the meters 14 and 15, form a double reflectometer capable of measuring reflected and incident power. Such directional couplers are known to those skilled in the art and for a more detailed description, reference may be made to Patent No. 2,423,390.

In operation, when it is desired to transmit, the relay 17 is energized, thus moving the spring 29 to engagement with the contact 23 and the directional coupler measures the incident and reflected power to and from the antenna 12. One of the meters 14 measures the reflected power and the other measures the incident power.

When it is desired to receive, the relay is de-energized and the spring 29 engages contact 26 and thus connects the antenna directly to the receiver 11.

Since directive couplers normally are used in the power range where more than a few watts are being transmitted or received, the coupler will be inoperative during the receiving portion of the cycle.

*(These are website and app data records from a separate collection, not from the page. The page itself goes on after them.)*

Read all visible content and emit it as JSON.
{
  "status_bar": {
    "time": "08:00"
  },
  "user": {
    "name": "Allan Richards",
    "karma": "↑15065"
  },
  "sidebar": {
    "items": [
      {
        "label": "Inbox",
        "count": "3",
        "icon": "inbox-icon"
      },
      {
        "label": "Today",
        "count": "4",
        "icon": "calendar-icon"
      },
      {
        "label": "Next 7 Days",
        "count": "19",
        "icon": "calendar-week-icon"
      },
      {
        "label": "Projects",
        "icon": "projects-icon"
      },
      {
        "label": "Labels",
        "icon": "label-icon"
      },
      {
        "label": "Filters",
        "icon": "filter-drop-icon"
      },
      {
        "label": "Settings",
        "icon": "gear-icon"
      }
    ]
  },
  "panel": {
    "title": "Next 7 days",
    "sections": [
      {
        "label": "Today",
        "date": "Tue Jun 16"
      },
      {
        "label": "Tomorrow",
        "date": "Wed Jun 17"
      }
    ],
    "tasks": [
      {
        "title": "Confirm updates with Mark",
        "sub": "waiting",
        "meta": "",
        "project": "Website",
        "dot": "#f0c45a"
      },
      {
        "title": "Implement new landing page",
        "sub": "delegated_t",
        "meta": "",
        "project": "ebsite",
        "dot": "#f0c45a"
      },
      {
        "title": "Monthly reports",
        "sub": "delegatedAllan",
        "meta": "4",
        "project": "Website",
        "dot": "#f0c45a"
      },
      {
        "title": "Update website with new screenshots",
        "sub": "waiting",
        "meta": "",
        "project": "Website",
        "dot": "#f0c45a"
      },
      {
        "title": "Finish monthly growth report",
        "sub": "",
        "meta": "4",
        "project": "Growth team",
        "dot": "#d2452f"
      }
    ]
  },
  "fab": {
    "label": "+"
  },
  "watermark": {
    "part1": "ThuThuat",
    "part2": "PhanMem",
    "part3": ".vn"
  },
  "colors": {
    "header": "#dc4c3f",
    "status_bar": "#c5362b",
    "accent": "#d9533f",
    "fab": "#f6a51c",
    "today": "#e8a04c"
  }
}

This is true because generally energy received is at a very low level.

However, when transmission occurs the meter 14 and 15 will measure the reflected and incident power. It is to be noted that the spring 29 forms the center conductor between the line 21 and the lines 19 and 20. is required that the capacitive and inductive coupling between the loop 36 and the spring 29 be equal for the position in which contact 30 engages transmitter contact 23. This principle of directive couplers is more fully set forth in the above mentioned patent.

. It is seen that this invention provides means for reading power and simultaneously switching from transmit to receive.

Although this invention has been described with respect to a particular embodiment thereof, it is not to be so limited as changes and modifications may be made therein which are within the full intended scope of the invention, as defined by the appended claim.

I claim:

Unitary apparatus for alternately switching a first conductor from a second conductor to a third conductor and measuring incident and reflected power when connected to the second conductor comprising, a body portion formed with a generally cylindrical opening, first, secondand third coaxial cables fastened to said body portion with the outer conductors grounded to said body portion, the inner conductors of said coaxial cables extending withinthe confines of said body portion and terminating withinsaid cylindrical opening, a flexible conductor connected to the first of said inner conductors within the cylindrical opening, the free end of said flexible conduc tor movable between first and second positions to contact the second and third inner conductors respectively, actuating means mounted on one side of said body portion for moving said flexible conductor, a coupling loop mounted on the opposite side of said body portion adjacent said flexible conductor, the inductive and capacitive coupling between said loop and said flexible conductor being of equal value when said conductor is in said first position, a directive coupler connected to said conductive loop the coupling between said loop and said flexible conductor being effective when said flexible conductor is in said first position to render said coupler operative to indicate the reflected and incident power.

References Cited in the file of this patent

Patent Citations
Cited PatentFiling datePublication dateApplicantTitle
US2472274 *Apr 23, 1946Jun 7, 1949Rca CorpHigh-frequency coaxial cable switch
US2478781 *Jun 2, 1944Aug 9, 1949Bell Telephone Labor IncCircuit maker and breaker
US2523254 *Aug 14, 1946Sep 19, 1950Stromberg Carlson CoDirectional coupler
Referenced by
Citing PatentFiling datePublication dateApplicantTitle
US5060293 *Oct 20, 1989Oct 22, 1991Motorola, Inc.Antenna switch for transmit-receive operation using relays and diodes
U.S. Classification333/105
International ClassificationH01P1/12, H01P1/10
Cooperative ClassificationH01P1/125
European ClassificationH01P1/12C